By JUDY SLOANE
Front Row Features
HOLLYWOOD—At 15, Claire Danes starred as Angela Chase on the TV drama “My So-Called Life.” The ABC network series only ran 19 episodes, but became a cult favorite. Danes went on to embody such diverse characters as Juliet in Baz Luhrmann’s “Romeo + Juliet,” abused wife Kelly Riker in John Grisham’s “The Rainmaker” and the title role in the HBO biopic about an autistic professor “Temple Grandin,” for which she won an Emmy.
The 33-year-old recent Emmy winner currently is starring as Carrie Mathison, in “Homeland,” a CIA operative with bipolar disorder. Her character believes returning POW Sgt. Nicholas Brody (Damian Lewis) has been brainwashed by the enemy and is a serious national security threat.
The Showtime drama’s first season ended with a disturbing sequence where Carrie agrees to an ECT procedure, formerly known as electric shock, for her bipolar disorder, which induces a seizure.
Married to actor Hugh Dancy and pregnant with their first baby, Danes spoke at the Television Critics Association Summer Tour about her critically acclaimed series. The second season premieres Sunday, Sept. 30 at 10 p.m.
Front Row Features: Given what Carrie went through in the last episode of the first season, are you playing her differently this season?
Danes: Yeah, for sure.
Front Row Features: As a result of the character’s brain trauma?
Danes: No. But she is changed in that she’s pretty stable. There was a crescendo of mania at the very end, but throughout that first season it was simmering, and she really has taken responsibility for her condition.
Front Row Features: For those unfamiliar with the series, can you bring us up to date on what’s happening with Carrie going into the second season?
Danes: She’s been outed as this person with this condition, and that has altered her in a pretty fundamental way. She’s not hiding to the same extent, and she doesn’t have that same kind of panic and defensiveness.
Front Row Features: Does she feel a little freer because she no longer has to hide?
Danes: I think she is freer. I think she’s a little bit less paranoid, a little less high-strung.
Front Row Features: One of the things that was so fascinating about Carrie in Season One is that her illness is part of what made her so amazing at her job. Does getting medical treatment impact her ability to be a great intelligence analyst?
Danes: That’s an interesting question. No, but I think that’s something she really needs to learn herself. And she’s really confronting herself here and taking responsibility for herself in a more complete way.
Front Row Features: In what ways has she changed?
Danes: I think she probably did have some suspicion that maybe her condition was responsible for her genius, and I think that’s probably true for a lot of people with the condition. But I think she will find a deeper confidence, that she can tame it and remain as brilliant and forward-thinking as she would like to be.

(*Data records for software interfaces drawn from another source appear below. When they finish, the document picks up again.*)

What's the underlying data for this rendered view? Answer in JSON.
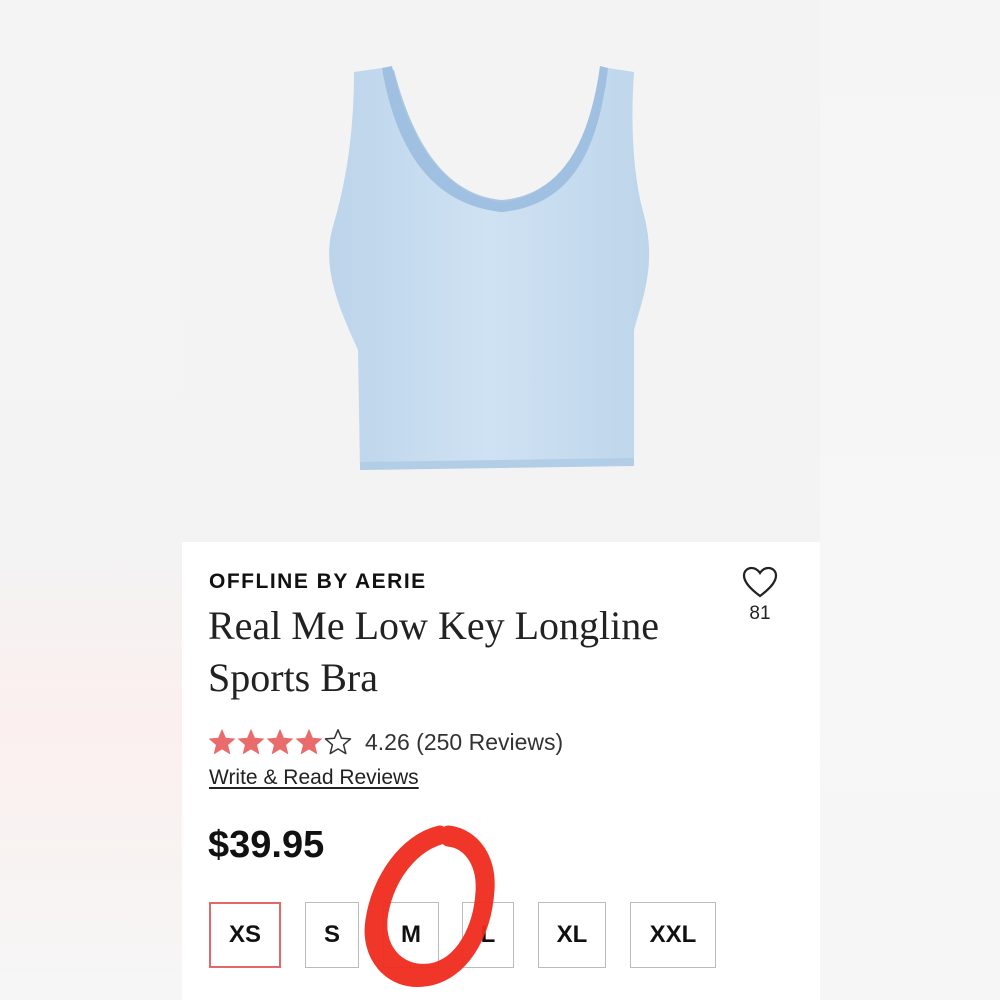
{
  "product": {
    "brand": "OFFLINE BY AERIE",
    "title": "Real Me Low Key Longline Sports Bra",
    "favorites_count": "81",
    "rating_value": 4.26,
    "rating_text": "4.26 (250 Reviews)",
    "reviews_link": "Write & Read Reviews",
    "price": "$39.95"
  },
  "sizes": [
    {
      "label": "XS",
      "selected": true
    },
    {
      "label": "S",
      "selected": false
    },
    {
      "label": "M",
      "selected": false
    },
    {
      "label": "L",
      "selected": false
    },
    {
      "label": "XL",
      "selected": false
    },
    {
      "label": "XXL",
      "selected": false
    }
  ],
  "icons": {
    "favorite": "heart-outline-icon",
    "rating": "star-icon"
  },
  "colors": {
    "product_color": "#c9def0",
    "star_fill": "#e96b6b",
    "selected_border": "#e06a6a",
    "annotation": "#ee2b1c"
  }
}
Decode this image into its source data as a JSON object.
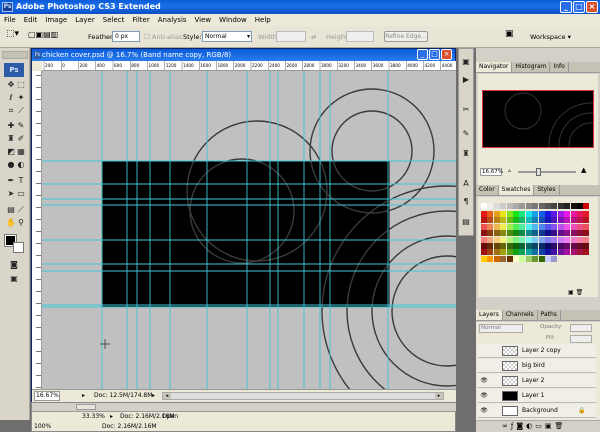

Front Row Features: When you take on these amazing roles like Carrie Mathison and Temple Grandin, how easy or difficult a person are you to be around while you’re shooting them?
Danes: If I took my characters home with me, half of my life would be misery, I think. I tend to compartmentalize work from my life. I’m not terribly Method.
Front Row Features: Is that easy for you?
Danes: The acting isn’t easy, but I have figured out how to let it go. That was hard earned, actually. That took some time to work out. As a kid, I was much more superstitious, earnest and fearful, and thought I had to sacrifice my happiness in the most extreme way. I realize now it’s a discipline and it’s a job.
Front Row Features: Some of your most intense scenes in the series are with Mandy Patinkin. What can you tell us about him as an actor?
Danes: He’s just so wonderful. I adore Mandy as a man and as an actor. I kind of marvel at what he’s capable of. But those scenes are challenging.
Front Row Features: How does his Saul Berenson character compliment or conflict with your character?
Danes: Mandy’s character is, in a lot of ways, Carrie’s conscience, and there’s no one she trusts or respects more. She can’t get away with much with him, and therefore those scenes can be quite confronting for her. They are explosive and intimidating as an actor because they’re rigorous. But I always remember that I’m going to be playing those scenes with Mandy, and I find that very reassuring, because he is so present and he will never let me falter. That’s a huge gift that’s not very common to find in another actor. He’s very generous and loving.
Front Row Features: Congratulations on your happy personal news that you’re expecting.
Danes: Thank you.
Front Row Features: Where exactly are you in filming the season?
Danes: We’re midway.
Front Row Features: As far as the physicality of it goes, were there any concerns?
Danes: Yeah. I think we were a little concerned. We raised those questions for sure. But it’s proven to be a nonissue, and all is well. Carrie remains fervently non-pregnant.